Seton Gallery Presents “What Makes America Great”

The University of New Haven’s Seton Gallery opened on Thursday, Oct. 26th with a showing of What Makes America Great, a collection of different prints and designs aimed at highlighting the various aspects of the United States that denote its positive character and values.

“I appreciate everything this show promotes,” said Rachel Spall, junior curator of the show. “It really promotes discussion about everything good and bad in America, how far we’ve come, and where we can improve.”

Pieces in the exhibition covered everything from the free press, to space exploration, racial and marriage equality, and even civil disobedience. Artists whose pieces were shown also came from various backgrounds and included people from New York to California, photographers to writers, and people who were and weren’t necessarily proficient in printmaking.  

“I took unique elements from all of the world’s flags and hugged them into our own,” said one artist, Wyatt Roy, on his piece titled “Immigration.”

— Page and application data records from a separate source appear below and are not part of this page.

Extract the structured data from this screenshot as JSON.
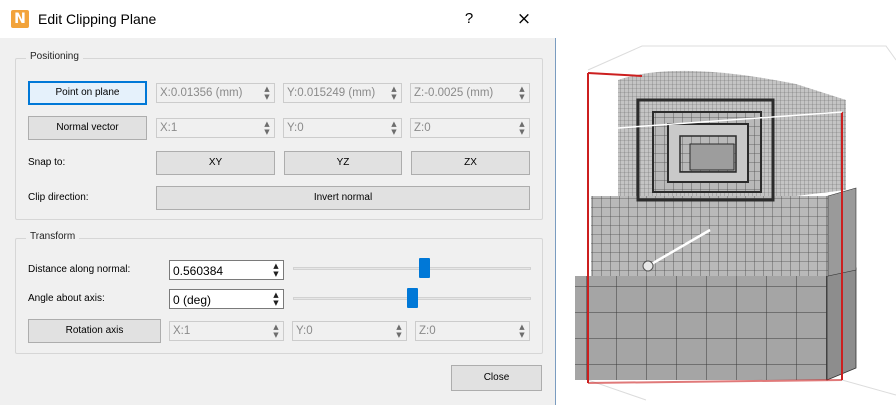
{
  "dialog": {
    "title": "Edit Clipping Plane",
    "help_label": "?",
    "close_icon": "×",
    "app_icon_letter": "N"
  },
  "positioning": {
    "group_title": "Positioning",
    "point_on_plane_label": "Point on plane",
    "point": {
      "x": "X:0.01356 (mm)",
      "y": "Y:0.015249 (mm)",
      "z": "Z:-0.0025 (mm)"
    },
    "normal_vector_label": "Normal vector",
    "normal": {
      "x": "X:1",
      "y": "Y:0",
      "z": "Z:0"
    },
    "snap_to_label": "Snap to:",
    "snap_xy": "XY",
    "snap_yz": "YZ",
    "snap_zx": "ZX",
    "clip_direction_label": "Clip direction:",
    "invert_normal_label": "Invert normal"
  },
  "transform": {
    "group_title": "Transform",
    "distance_label": "Distance along normal:",
    "distance_value": "0.560384",
    "distance_slider_fraction": 0.55,
    "angle_label": "Angle about axis:",
    "angle_value": "0 (deg)",
    "angle_slider_fraction": 0.5,
    "rotation_axis_label": "Rotation axis",
    "axis": {
      "x": "X:1",
      "y": "Y:0",
      "z": "Z:0"
    }
  },
  "footer": {
    "close_label": "Close"
  },
  "colors": {
    "accent": "#0078d7",
    "clip_plane": "#cc1f1f",
    "mesh": "#8c8c8c"
  }
}
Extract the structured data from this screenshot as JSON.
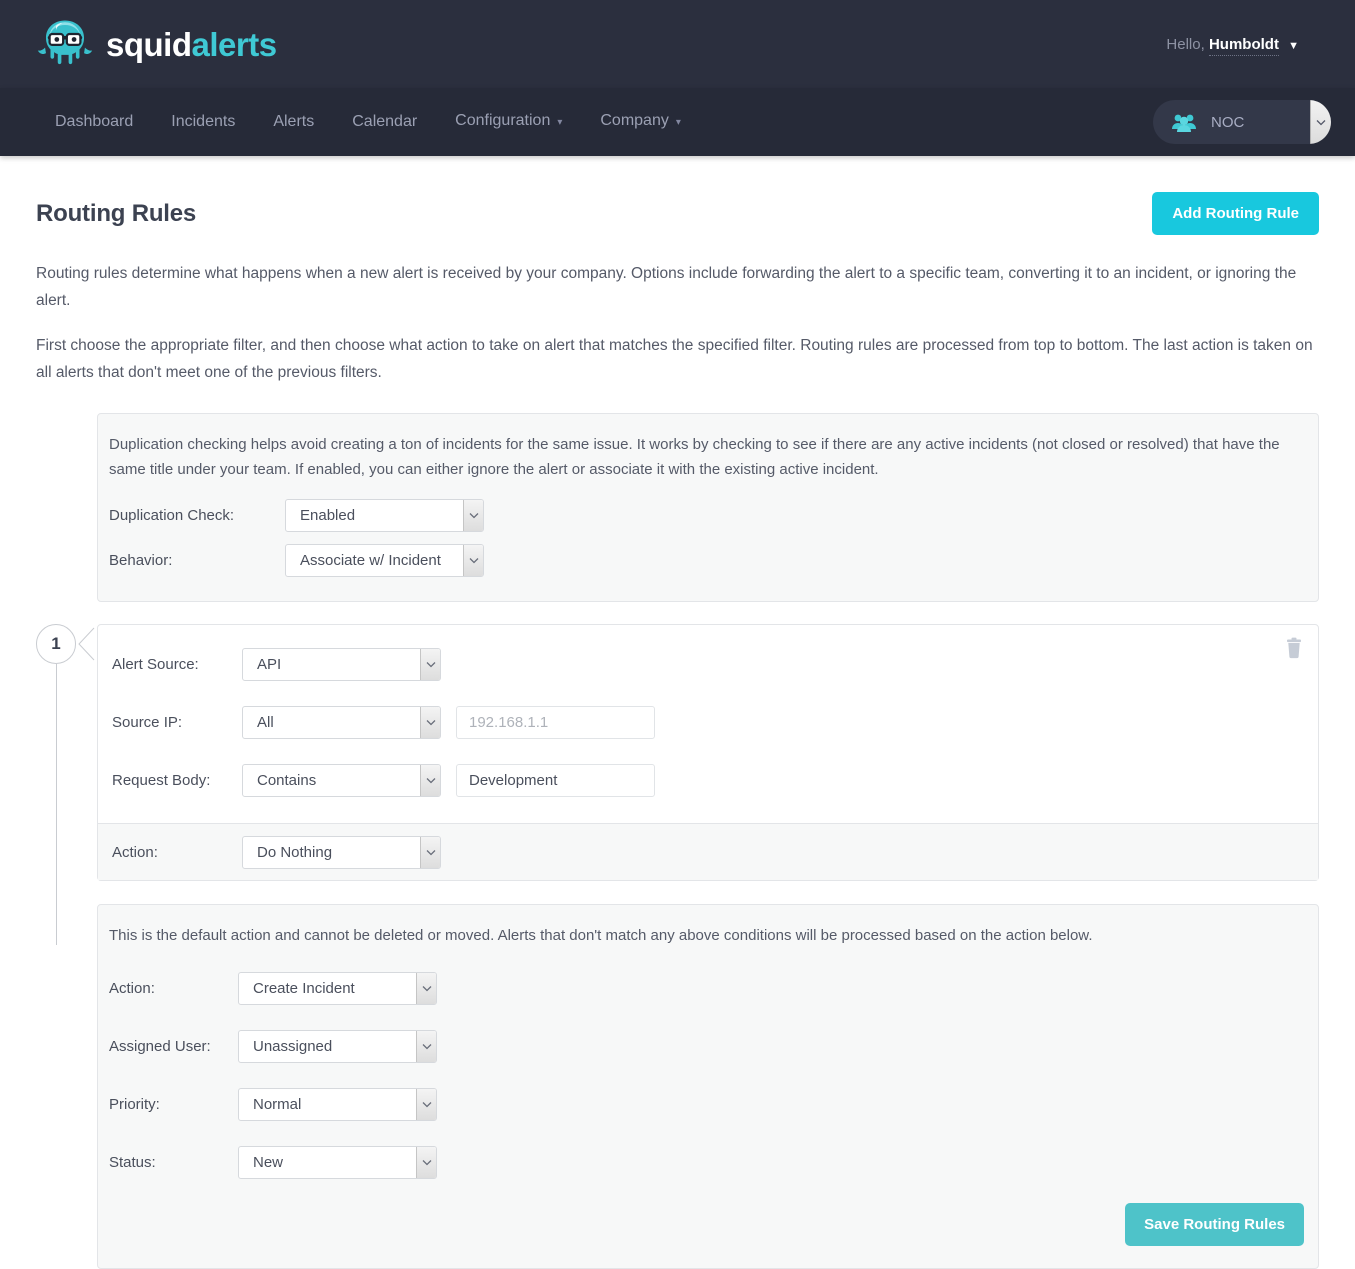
{
  "brand": {
    "word1": "squid",
    "word2": "alerts",
    "logo_icon": "squid-logo-icon"
  },
  "header": {
    "greeting_prefix": "Hello,",
    "user_name": "Humboldt",
    "caret_icon": "caret-down-icon"
  },
  "nav": {
    "items": [
      {
        "label": "Dashboard",
        "has_chevron": false
      },
      {
        "label": "Incidents",
        "has_chevron": false
      },
      {
        "label": "Alerts",
        "has_chevron": false
      },
      {
        "label": "Calendar",
        "has_chevron": false
      },
      {
        "label": "Configuration",
        "has_chevron": true
      },
      {
        "label": "Company",
        "has_chevron": true
      }
    ],
    "team_selector": {
      "value": "NOC",
      "icon": "people-group-icon"
    }
  },
  "page": {
    "title": "Routing Rules",
    "add_button": "Add Routing Rule",
    "intro_paragraph_1": "Routing rules determine what happens when a new alert is received by your company. Options include forwarding the alert to a specific team, converting it to an incident, or ignoring the alert.",
    "intro_paragraph_2": "First choose the appropriate filter, and then choose what action to take on alert that matches the specified filter. Routing rules are processed from top to bottom. The last action is taken on all alerts that don't meet one of the previous filters."
  },
  "duplication": {
    "note": "Duplication checking helps avoid creating a ton of incidents for the same issue. It works by checking to see if there are any active incidents (not closed or resolved) that have the same title under your team. If enabled, you can either ignore the alert or associate it with the existing active incident.",
    "check_label": "Duplication Check:",
    "check_value": "Enabled",
    "behavior_label": "Behavior:",
    "behavior_value": "Associate w/ Incident"
  },
  "rule": {
    "number": "1",
    "delete_icon": "trash-icon",
    "alert_source_label": "Alert Source:",
    "alert_source_value": "API",
    "source_ip_label": "Source IP:",
    "source_ip_value": "All",
    "source_ip_placeholder": "192.168.1.1",
    "request_body_label": "Request Body:",
    "request_body_value": "Contains",
    "request_body_text": "Development",
    "action_label": "Action:",
    "action_value": "Do Nothing"
  },
  "default_action": {
    "note": "This is the default action and cannot be deleted or moved. Alerts that don't match any above conditions will be processed based on the action below.",
    "action_label": "Action:",
    "action_value": "Create Incident",
    "assigned_user_label": "Assigned User:",
    "assigned_user_value": "Unassigned",
    "priority_label": "Priority:",
    "priority_value": "Normal",
    "status_label": "Status:",
    "status_value": "New",
    "save_button": "Save Routing Rules"
  },
  "colors": {
    "topbar": "#2b2f3e",
    "navbar": "#262a38",
    "brand_accent": "#3fc9d4",
    "add_button": "#18c8de",
    "save_button": "#4ec3c9"
  }
}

“I believe we’re at a time in the U.S. where not only is freedom of the press threatened, but also the very concept of truth,” said artist Isaiah King on his piece “Freedom of the Press”. “Defending a free press is – of course – important to our democracy. However, a free press is meaningless without a shared belief in the importance of truth and the value of professional journalism conducted with ethical rigor.”

Artists participating in the exhibition are a part of the Creative Action Network, “a global community of artists and designers making Art with a Purpose.”

Prints from these artists can be purchased at the exhibition and the proceeds from these purchases are going towards a good cause.

“Proceeds support DreamCorps, a social justice accelerator founded by Van Jones that advances economic, environmental, and criminal justice solutions,” said curator Guy-Serge Emmanuel.

The exhibition “What Makes America Great” will continue through the month of November and will include a symposium on Thursday, Nov. 2 where various speakers will discuss journalism, sculpture, and immigration in the United States.